y: 0.00    0.02    0.04    0.06    0.08    0.10    0.12    0.15    0.17    0.19    0.21    0.23    0.25    0.27    0.29    0.31    0.33    0.35    0.38    0.40    0.42    0.44    0.46    0.48    0.50    0.52    0.54    0.56    0.58    0.60    0.62    0.65    0.67    0.69    0.71    0.73    0.75    0.77    0.79    0.81    0.83    0.85    0.88    0.90    0.92    0.94    0.96    0.98    1.00
z: 0.00    0.02    0.04    0.06    0.08    0.10    0.12    0.15    0.17    0.19    0.21    0.23    0.25    0.27    0.29    0.31    0.33    0.35    0.38    0.40    0.42    0.44    0.46    0.48    0.50    0.52    0.54    0.56    0.58    0.60    0.62    0.65    0.67    0.69    0.71    0.73    0.75    0.77    0.79    0.81    0.83    0.85    0.88    0.90    0.92    0.94    0.96    0.98    1.00
cells = 55296

Proc 1:

beg: prank = 1, IDIR=0.50, JDIR=0.00, KDIR=0.00
end: prank = 1, IDIR=1.00, JDIR=1.00, KDIR=1.00
prank=1: NX1=24, NX2=48 NX3=48
prank=1: grid->np_int[IDIR]=24, grid->np_int[JDIR]=48 grid->np_int[KDIR]=48
prank=1: IBEG=2, JBEG=2 KBEG=2
prank=1: grid->lbeg[IDIR]=2, grid->lbeg[JDIR]=2 grid->lbeg[KDIR]=2
prank=1: IEND=25, JEND=49 KEND=49
prank=1: grid->lend[IDIR]=25, grid->lend[JDIR]=49 grid->lend[KDIR]=49
prank = 1
x: 0.50    0.52    0.54    0.56    0.58    0.60    0.62    0.65    0.67    0.69    0.71    0.73    0.75    0.77    0.79    0.81    0.83    0.85    0.88    0.90    0.92    0.94    0.96    0.98    1.00
y: 0.00    0.02    0.04    0.06    0.08    0.10    0.12    0.15    0.17    0.19    0.21    0.23    0.25    0.27    0.29    0.31    0.33    0.35    0.38    0.40    0.42    0.44    0.46    0.48    0.50    0.52    0.54    0.56    0.58    0.60    0.62    0.65    0.67    0.69    0.71    0.73    0.75    0.77    0.79    0.81    0.83    0.85    0.88    0.90    0.92    0.94    0.96    0.98    1.00
z: 0.00    0.02    0.04    0.06    0.08    0.10    0.12    0.15    0.17    0.19    0.21    0.23    0.25    0.27    0.29    0.31    0.33    0.35    0.38    0.40    0.42    0.44    0.46    0.48    0.50    0.52    0.54    0.56    0.58    0.60    0.62    0.65    0.67    0.69    0.71    0.73    0.75    0.77    0.79    0.81    0.83    0.85    0.88    0.90    0.92    0.94    0.96    0.98    1.00
cells = 55296

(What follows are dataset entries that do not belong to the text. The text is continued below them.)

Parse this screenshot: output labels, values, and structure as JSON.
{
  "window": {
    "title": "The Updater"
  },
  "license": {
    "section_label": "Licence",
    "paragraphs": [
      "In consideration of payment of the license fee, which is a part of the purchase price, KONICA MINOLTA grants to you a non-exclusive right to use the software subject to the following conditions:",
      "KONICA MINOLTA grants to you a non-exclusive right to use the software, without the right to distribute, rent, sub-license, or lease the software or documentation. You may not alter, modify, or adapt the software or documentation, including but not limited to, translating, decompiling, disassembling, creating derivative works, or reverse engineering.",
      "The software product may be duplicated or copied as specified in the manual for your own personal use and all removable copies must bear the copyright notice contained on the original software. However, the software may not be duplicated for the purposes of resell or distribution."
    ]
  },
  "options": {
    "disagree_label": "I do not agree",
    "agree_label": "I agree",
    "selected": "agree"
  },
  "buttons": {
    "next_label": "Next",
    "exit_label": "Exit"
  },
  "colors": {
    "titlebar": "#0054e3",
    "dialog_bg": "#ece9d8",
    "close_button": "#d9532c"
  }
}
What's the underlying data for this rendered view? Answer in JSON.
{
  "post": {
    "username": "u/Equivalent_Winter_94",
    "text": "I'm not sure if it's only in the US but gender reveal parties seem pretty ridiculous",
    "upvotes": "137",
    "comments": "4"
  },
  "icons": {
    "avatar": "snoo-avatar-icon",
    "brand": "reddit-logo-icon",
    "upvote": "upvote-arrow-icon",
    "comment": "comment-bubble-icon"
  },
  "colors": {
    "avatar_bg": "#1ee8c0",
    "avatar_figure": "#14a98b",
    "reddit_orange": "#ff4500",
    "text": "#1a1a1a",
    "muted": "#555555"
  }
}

The code however runs fine when running on 1 processor. Also, in this special test case, I also tried uniform grid which gave correct results in one as well as multiple processors.

Hello @dutta-alankar

this looks too specific for this public discourse. I’ll contact you privately to go forward with your issue.

Best,
François

Yes sure. I think that’s a good idea. My email id: alankardutta@iisc.ac.in